### YOUR ASSIGNMENT
Nothing but a number is wanted here: the count of lines in the data holding the word "carrd".

### THE DATA

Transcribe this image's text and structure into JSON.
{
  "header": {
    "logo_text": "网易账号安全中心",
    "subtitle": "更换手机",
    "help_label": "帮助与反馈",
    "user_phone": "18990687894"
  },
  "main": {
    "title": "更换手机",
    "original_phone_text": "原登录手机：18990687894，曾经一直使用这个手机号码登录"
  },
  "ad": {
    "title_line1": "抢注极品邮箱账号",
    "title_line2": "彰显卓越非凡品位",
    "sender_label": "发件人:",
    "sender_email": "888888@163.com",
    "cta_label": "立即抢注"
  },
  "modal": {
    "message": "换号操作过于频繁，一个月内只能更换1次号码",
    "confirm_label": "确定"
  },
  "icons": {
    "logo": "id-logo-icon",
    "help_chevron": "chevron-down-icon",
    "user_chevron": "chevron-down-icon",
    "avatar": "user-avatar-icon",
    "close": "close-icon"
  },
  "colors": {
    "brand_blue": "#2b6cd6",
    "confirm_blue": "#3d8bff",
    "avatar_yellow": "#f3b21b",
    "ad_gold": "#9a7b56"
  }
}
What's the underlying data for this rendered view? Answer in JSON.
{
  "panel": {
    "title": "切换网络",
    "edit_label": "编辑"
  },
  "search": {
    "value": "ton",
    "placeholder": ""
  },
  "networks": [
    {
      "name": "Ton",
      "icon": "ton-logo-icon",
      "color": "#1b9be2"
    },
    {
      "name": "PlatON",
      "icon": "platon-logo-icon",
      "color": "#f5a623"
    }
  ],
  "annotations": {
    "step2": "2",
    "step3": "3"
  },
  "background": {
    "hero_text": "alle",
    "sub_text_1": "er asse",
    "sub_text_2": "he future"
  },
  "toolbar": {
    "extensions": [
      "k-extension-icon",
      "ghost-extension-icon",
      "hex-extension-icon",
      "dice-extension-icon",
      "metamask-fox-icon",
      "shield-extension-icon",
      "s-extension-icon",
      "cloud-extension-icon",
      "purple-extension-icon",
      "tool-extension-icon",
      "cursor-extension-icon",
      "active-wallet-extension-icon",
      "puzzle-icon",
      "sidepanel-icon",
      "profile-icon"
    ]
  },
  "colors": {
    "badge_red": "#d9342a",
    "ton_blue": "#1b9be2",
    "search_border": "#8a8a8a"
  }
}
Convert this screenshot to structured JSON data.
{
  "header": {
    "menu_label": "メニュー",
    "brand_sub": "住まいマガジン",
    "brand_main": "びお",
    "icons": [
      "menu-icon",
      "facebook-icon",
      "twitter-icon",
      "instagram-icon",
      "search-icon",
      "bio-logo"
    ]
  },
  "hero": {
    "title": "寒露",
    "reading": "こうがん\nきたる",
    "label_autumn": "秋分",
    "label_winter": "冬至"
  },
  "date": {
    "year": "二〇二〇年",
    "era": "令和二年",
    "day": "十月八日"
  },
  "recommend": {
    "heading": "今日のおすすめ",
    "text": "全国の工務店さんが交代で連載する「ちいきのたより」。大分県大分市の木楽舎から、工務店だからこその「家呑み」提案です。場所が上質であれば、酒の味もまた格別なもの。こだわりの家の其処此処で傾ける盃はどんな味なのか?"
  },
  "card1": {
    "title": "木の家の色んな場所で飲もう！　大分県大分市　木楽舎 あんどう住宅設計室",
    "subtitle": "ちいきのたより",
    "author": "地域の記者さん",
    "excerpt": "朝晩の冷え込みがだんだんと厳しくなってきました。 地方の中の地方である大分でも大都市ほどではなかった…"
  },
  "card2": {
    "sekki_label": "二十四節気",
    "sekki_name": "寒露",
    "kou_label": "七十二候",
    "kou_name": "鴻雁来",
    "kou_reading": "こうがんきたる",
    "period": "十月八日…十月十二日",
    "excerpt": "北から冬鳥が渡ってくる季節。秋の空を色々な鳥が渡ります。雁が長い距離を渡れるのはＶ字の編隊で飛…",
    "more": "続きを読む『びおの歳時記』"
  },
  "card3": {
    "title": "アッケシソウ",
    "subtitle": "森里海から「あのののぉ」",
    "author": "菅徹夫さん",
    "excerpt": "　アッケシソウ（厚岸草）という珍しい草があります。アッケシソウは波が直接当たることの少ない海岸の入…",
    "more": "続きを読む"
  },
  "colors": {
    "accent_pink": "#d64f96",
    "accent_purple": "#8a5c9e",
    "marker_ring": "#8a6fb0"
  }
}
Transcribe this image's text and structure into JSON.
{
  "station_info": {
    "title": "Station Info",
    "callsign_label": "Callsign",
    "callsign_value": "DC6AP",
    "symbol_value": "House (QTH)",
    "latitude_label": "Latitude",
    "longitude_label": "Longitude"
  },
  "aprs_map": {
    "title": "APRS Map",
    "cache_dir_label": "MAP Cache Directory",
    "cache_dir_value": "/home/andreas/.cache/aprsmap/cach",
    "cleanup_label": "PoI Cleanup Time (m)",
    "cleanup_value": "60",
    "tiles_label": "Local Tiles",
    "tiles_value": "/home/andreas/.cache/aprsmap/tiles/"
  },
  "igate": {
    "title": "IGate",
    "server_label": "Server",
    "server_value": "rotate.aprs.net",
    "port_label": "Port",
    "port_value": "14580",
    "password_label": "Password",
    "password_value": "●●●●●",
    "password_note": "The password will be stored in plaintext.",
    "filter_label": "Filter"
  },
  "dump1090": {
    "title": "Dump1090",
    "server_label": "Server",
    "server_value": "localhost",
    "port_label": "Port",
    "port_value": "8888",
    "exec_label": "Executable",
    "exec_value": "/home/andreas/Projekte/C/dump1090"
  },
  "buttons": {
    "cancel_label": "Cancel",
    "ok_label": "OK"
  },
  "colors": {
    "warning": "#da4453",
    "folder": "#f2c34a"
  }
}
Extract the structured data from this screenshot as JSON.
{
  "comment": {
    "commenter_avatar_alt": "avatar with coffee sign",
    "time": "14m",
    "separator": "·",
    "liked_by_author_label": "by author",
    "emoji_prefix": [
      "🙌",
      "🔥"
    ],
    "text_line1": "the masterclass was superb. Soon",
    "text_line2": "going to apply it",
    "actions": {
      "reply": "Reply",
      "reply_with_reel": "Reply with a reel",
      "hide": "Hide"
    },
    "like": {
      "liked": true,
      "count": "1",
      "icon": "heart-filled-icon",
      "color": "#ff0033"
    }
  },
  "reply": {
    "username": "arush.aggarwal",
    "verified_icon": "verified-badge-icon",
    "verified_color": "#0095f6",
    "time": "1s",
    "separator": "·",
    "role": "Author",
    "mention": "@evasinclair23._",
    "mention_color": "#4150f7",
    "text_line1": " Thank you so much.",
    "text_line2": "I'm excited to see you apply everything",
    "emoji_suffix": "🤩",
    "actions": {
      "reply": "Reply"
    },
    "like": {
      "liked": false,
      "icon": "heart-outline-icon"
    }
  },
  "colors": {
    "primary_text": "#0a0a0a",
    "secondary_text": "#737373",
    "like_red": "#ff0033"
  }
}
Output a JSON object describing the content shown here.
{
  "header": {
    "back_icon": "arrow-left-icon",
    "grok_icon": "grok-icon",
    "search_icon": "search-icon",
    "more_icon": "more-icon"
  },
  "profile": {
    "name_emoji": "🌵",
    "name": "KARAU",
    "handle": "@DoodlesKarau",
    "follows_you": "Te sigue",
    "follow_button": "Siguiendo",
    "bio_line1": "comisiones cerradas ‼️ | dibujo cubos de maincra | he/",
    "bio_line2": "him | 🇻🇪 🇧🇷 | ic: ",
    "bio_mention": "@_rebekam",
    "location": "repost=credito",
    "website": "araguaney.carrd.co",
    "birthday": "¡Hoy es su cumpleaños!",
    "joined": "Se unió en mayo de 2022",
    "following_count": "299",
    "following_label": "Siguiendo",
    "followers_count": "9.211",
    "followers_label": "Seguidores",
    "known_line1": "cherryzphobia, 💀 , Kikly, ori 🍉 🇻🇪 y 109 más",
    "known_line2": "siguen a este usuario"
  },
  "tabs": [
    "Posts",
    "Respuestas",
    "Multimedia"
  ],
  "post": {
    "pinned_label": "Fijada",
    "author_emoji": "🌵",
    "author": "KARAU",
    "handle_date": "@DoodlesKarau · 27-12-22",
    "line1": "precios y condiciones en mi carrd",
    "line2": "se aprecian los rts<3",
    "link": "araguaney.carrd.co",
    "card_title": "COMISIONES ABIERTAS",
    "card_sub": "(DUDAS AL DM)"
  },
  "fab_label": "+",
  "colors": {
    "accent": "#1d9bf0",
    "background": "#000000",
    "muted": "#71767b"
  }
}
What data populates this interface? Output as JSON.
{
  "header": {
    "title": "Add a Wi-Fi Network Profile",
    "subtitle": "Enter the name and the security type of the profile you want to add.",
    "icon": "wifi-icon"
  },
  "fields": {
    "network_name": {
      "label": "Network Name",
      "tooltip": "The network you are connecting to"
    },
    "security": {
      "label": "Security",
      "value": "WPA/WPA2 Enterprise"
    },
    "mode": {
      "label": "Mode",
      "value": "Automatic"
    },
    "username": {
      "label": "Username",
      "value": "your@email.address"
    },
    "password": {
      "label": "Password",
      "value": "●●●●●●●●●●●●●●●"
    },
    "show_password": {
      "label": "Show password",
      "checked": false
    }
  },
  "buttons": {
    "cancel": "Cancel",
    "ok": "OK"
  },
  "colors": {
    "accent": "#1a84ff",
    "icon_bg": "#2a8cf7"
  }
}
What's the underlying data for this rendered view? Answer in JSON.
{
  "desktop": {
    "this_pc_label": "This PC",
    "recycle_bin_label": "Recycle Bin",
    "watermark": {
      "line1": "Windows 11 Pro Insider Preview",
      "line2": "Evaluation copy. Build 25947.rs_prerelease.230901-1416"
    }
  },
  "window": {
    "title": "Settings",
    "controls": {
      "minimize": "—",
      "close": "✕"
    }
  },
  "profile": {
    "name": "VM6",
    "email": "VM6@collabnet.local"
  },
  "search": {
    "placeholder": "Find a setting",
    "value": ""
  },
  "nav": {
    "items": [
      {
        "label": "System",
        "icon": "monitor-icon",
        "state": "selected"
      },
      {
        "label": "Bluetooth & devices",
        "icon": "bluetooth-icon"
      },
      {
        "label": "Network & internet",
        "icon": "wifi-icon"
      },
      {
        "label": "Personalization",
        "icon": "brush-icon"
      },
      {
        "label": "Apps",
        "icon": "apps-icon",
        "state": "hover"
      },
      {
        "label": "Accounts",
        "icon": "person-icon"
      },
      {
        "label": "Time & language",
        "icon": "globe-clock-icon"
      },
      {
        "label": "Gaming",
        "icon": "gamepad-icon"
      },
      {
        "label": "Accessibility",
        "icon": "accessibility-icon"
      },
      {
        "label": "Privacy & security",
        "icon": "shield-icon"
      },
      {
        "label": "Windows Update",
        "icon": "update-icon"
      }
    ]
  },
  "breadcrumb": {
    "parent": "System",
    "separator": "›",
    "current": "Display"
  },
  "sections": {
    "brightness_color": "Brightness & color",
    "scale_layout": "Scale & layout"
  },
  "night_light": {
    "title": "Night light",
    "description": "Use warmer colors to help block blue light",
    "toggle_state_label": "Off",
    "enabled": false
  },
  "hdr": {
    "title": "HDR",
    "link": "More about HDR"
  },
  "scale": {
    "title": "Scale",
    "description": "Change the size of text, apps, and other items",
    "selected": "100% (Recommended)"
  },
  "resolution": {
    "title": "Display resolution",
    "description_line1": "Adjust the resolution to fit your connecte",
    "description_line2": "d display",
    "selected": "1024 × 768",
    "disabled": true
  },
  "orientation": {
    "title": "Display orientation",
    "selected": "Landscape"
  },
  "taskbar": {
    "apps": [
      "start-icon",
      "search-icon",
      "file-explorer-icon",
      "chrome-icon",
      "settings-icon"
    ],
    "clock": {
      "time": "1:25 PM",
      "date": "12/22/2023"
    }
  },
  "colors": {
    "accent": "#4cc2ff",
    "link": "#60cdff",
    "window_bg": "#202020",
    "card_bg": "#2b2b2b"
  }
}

### REPLY
3